PRV is primarily spread through direct animal-to-animal (or nose-to-nose) contact between an infected and shedding pig and a non-infected pig. If present on inanimate objects, such as boots, clothing, feed, trucks, and equipment, the virus can also spread from herd to herd and farm to farm. Pseudorabies can be prevented primarily through good, tight bio-security, a sound vaccination program, and thorough, meticulous management with disease control and prevention in mind. Pseudorabies includes the Pseudorabies Qualified Swine Herd Program.

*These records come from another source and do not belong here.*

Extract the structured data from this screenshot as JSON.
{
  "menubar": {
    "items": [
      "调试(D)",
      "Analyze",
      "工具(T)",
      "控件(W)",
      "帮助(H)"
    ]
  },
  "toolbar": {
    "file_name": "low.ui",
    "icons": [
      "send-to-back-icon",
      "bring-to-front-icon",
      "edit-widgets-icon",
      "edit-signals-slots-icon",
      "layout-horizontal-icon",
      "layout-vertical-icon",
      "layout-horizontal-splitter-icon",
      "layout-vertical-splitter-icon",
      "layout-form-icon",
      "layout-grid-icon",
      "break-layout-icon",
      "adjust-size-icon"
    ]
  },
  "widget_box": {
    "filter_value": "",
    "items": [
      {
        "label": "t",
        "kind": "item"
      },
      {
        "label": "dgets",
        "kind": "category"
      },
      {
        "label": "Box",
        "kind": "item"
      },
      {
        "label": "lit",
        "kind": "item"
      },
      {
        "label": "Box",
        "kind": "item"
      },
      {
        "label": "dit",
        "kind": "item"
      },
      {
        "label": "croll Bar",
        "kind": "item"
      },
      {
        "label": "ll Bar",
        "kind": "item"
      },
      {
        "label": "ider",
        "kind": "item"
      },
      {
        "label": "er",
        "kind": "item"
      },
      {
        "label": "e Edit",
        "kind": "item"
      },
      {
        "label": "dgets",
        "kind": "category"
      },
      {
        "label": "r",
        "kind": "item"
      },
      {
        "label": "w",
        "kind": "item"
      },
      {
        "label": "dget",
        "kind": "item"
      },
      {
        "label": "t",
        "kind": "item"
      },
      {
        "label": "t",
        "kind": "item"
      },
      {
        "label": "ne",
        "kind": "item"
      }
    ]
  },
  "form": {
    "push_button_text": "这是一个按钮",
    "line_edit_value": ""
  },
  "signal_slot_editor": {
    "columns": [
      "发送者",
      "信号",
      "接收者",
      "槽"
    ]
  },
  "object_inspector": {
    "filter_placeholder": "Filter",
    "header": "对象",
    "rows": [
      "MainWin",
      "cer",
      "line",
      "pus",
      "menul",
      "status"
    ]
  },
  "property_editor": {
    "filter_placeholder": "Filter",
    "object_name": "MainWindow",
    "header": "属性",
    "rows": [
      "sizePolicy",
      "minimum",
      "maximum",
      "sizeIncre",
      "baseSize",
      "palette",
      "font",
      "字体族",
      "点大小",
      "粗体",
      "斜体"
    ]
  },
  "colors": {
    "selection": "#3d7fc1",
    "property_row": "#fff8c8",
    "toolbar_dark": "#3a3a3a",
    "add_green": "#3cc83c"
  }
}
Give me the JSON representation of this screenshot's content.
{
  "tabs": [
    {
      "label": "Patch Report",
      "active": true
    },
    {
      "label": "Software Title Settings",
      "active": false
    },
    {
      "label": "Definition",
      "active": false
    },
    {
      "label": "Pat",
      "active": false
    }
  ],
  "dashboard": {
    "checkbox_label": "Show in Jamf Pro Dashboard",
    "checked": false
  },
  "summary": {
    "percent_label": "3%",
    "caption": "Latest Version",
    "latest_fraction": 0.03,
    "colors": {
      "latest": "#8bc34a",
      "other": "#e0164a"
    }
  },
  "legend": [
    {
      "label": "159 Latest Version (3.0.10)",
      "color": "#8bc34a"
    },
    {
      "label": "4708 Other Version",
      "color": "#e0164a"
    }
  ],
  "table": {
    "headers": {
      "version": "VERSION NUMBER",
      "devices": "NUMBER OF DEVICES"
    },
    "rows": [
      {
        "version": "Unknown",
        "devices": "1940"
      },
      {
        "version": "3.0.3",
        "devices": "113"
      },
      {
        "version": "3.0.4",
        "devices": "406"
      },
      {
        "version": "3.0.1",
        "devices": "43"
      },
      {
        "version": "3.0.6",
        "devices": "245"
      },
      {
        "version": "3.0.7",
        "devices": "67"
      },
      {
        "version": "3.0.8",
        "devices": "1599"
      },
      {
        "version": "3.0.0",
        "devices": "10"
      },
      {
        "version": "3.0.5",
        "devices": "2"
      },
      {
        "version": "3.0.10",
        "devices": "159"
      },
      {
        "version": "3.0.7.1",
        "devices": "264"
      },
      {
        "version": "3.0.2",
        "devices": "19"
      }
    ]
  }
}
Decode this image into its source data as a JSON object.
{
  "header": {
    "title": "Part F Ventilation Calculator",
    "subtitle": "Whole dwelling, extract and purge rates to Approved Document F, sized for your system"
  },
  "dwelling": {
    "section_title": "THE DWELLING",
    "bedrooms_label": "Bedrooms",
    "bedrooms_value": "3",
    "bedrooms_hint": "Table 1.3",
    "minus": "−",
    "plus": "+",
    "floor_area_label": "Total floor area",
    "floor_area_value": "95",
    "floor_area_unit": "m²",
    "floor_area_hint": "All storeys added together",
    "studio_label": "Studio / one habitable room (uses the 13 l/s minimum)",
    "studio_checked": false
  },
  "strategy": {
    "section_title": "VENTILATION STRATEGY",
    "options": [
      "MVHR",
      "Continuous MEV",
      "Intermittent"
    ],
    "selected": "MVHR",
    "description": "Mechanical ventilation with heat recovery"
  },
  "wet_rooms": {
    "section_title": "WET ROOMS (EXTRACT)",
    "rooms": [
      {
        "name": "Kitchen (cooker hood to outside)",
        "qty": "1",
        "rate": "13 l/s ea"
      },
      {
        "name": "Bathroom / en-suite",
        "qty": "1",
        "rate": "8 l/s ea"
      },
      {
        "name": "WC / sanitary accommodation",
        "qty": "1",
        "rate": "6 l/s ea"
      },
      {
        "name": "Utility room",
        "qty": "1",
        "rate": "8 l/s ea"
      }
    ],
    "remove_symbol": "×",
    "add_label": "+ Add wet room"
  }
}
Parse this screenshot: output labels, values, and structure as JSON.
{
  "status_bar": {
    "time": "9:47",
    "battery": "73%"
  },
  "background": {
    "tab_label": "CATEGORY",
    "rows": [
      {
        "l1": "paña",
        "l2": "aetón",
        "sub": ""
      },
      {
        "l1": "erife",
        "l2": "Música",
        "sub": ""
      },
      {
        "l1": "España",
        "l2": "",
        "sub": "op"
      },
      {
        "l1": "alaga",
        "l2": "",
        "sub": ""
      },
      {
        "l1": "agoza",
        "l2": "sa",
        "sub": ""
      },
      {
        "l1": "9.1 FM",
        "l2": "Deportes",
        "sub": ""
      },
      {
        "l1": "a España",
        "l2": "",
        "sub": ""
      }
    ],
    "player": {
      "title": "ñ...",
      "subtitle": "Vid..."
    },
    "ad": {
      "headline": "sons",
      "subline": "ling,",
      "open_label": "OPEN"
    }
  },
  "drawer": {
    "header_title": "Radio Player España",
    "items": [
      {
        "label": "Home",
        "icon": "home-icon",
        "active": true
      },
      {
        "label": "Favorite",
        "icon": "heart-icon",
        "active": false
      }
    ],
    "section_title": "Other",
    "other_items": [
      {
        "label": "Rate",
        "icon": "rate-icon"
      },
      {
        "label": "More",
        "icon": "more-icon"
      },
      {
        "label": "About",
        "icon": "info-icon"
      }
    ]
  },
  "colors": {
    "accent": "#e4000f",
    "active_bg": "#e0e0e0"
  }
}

Pennsylvania currently has 33 swine herds enrolled in the PRV program. Pennsylvania's PRV-free status allows herd owners to move animals within PA and to other states and is vital to maintain the swine industry in Pennsylvania. The pork industry is a major economic player in Pennsylvania's agricultural economy, and this status will help keep Pennsylvania pork producers competitive in the national and international marketplace.
The United States Department of Agriculture, or USDA, established a voluntary eradication program for pseudorabies in the United States in 1989. The program is cooperative in nature and involves federal, state, and industry participation. USDA's Animal and Plant Health Inspection Service, or APHIS, coordinates the national pseudorabies eradication program. State governments promulgate and enforce the intrastate regulations, and producers contribute by having their herds tested and instituting control and eradication measures. The program's primary activities include surveillance, herd monitoring, and herd cleanup.